With all due respect to Lost, Philip K. Dick's Why Do Androids Dream Of Electric Sheep? and the new tax code in the United States, HBO's Big Love may be the most complicated, convoluted show ever produced by a major network. That's not to say I don't like it-I'm pretty sure I do-it's just a weekly sixty minute clusterfuck of storylines going every which way(polygamy). And at the epicenter of all these drama-spewing mazes is Bill Henrickson. How the man ever sleeps is beyond me. He's got more enemies than Joseph McCarthy, more money problems than the Soviet Union. And tonight's season finale is somehow expected to tie all these loose ends up. Bullshit. There's no way. Here are 60 little quagmires Big Love desperately needs to answer tonight...
Posted on Mar 09 2009
Maybe because I was a single mom for so many years, I'd see kids who had nicer clothes, better summer vacations. Those kids had fathers, mine didn't. From the moment the Beach Boys sing "God Only Knows" and Bill Barb Margene and Nicki - a spiritual glow in their eyes from years of living "the principle" - sit at a dinner table on top of the world, literally. I Love Big Love! Sometimes it almost feels like the whole economy, the whole society, everything would balance out better, If only men who could afford it, could have more wives. Raise the children. Better living through polygamy.

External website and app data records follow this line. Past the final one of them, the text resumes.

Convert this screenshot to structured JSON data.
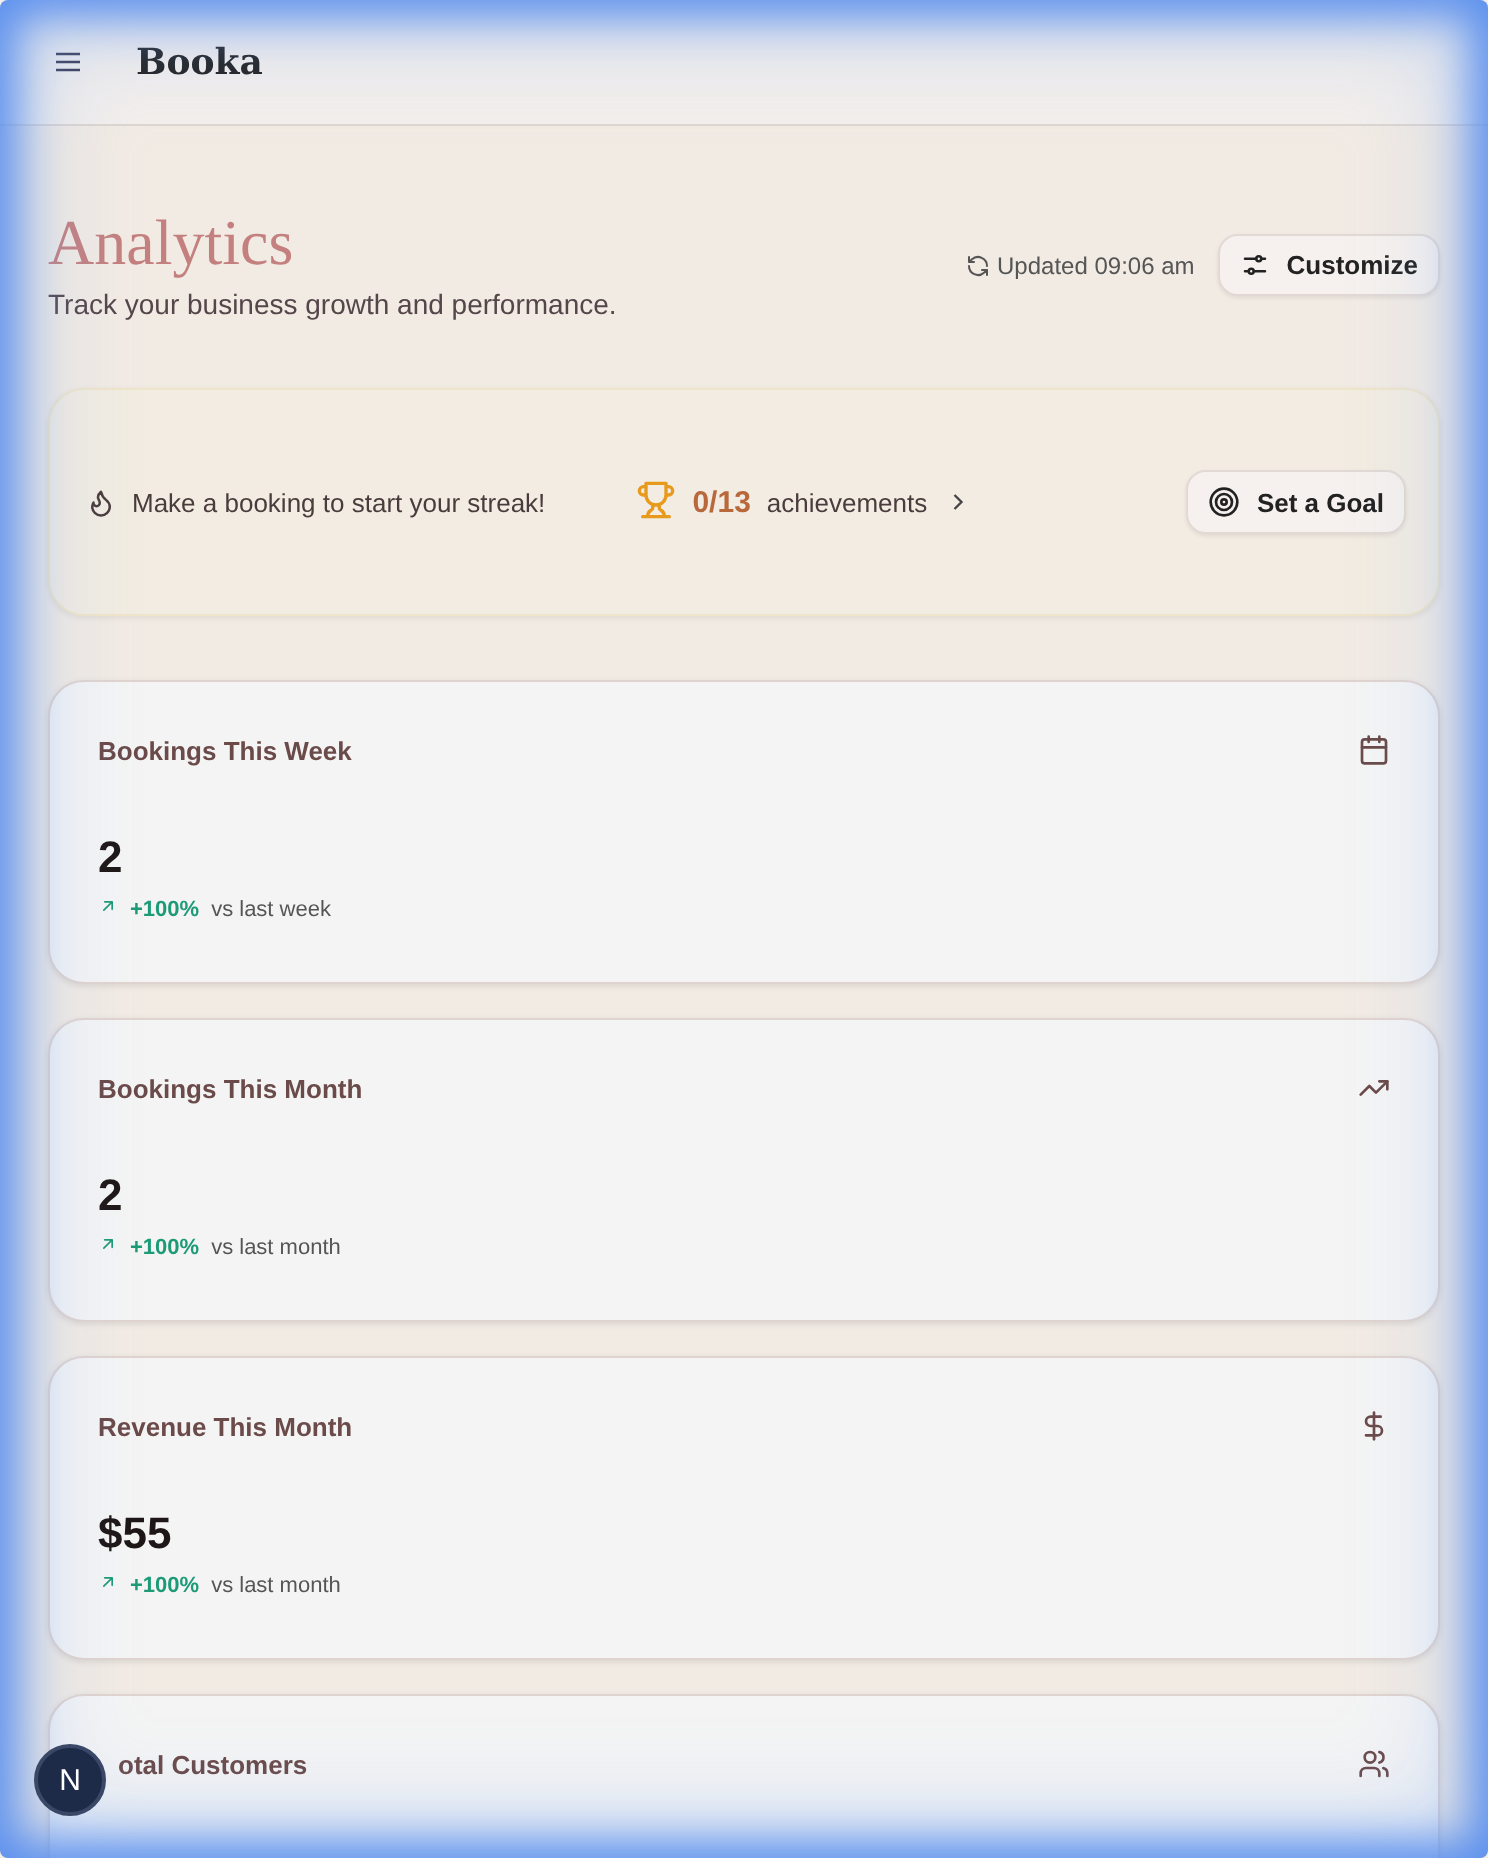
{
  "header": {
    "title": "Booka"
  },
  "page": {
    "title": "Analytics",
    "subtitle": "Track your business growth and performance.",
    "updated": "Updated 09:06 am",
    "customize_button": "Customize"
  },
  "streak": {
    "message": "Make a booking to start your streak!",
    "achievements_count": "0/13",
    "achievements_label": "achievements",
    "goal_button": "Set a Goal"
  },
  "stats": [
    {
      "title": "Bookings This Week",
      "value": "2",
      "change": "+100%",
      "comparison": "vs last week"
    },
    {
      "title": "Bookings This Month",
      "value": "2",
      "change": "+100%",
      "comparison": "vs last month"
    },
    {
      "title": "Revenue This Month",
      "value": "$55",
      "change": "+100%",
      "comparison": "vs last month"
    },
    {
      "title": "otal Customers"
    }
  ],
  "avatar": {
    "initial": "N"
  }
}
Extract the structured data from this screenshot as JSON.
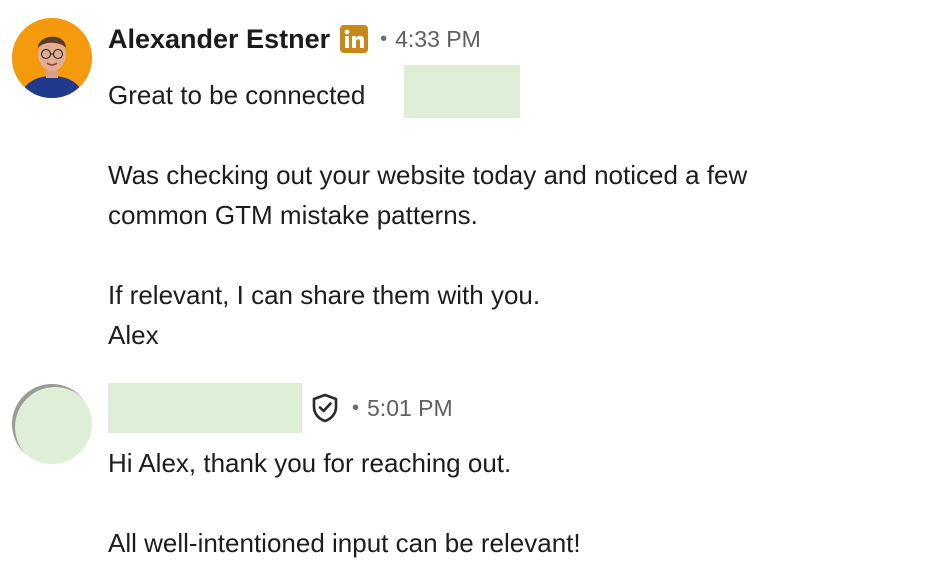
{
  "messages": [
    {
      "sender_name": "Alexander Estner",
      "badge_icon": "linkedin-icon",
      "separator": "•",
      "time": "4:33 PM",
      "lines": [
        "Great to be connected",
        "Was checking out your website today and noticed a few",
        "common GTM mistake patterns.",
        "If relevant, I can share them with you.",
        "Alex"
      ]
    },
    {
      "sender_name": "",
      "badge_icon": "shield-check-icon",
      "separator": "•",
      "time": "5:01 PM",
      "lines": [
        "Hi Alex, thank you for reaching out.",
        "All well-intentioned input can be relevant!"
      ]
    }
  ],
  "colors": {
    "linkedin_badge": "#c8871a",
    "avatar_background": "#f59a0c",
    "redaction": "#dfeed6",
    "timestamp": "#5f5f5f"
  }
}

Posted on Feb 05 2009
HBO's "Big Love" was created during a moment of boredom during a cross country drive for the two EP's and showrunners, Mark Olsen and Will Scheffer.
Olsen shared the genesis of the HBO series at the recent TCA's last week.
"It was a car, a speeding car heading away from a disastrous family Christmas in Nebraska, back to New York City where things were safe and we liked out lives. On day two of the drive, just crossing out of West Virginia and Pennsylvania turnpike, Will and I were just pitching ideas around, and I literally said, 'Hey, what about a story about Polygamy?'
Posted on Jan 18 2009
TORONTO - HBO's "Big Love" kicks off its third season Sunday with a subplot that could have been ripped from the headlines of a Canadian newspaper.
A storyline chronicling the arrest and trial of Roman Grant (Harry Dean Stanton), a Mormon prophet who has had several wives, unfolds on TV just weeks after two religious leaders in the real-life community of Bountiful, B.C., were charged with practising polygamy.
Posted on Jan 16 2009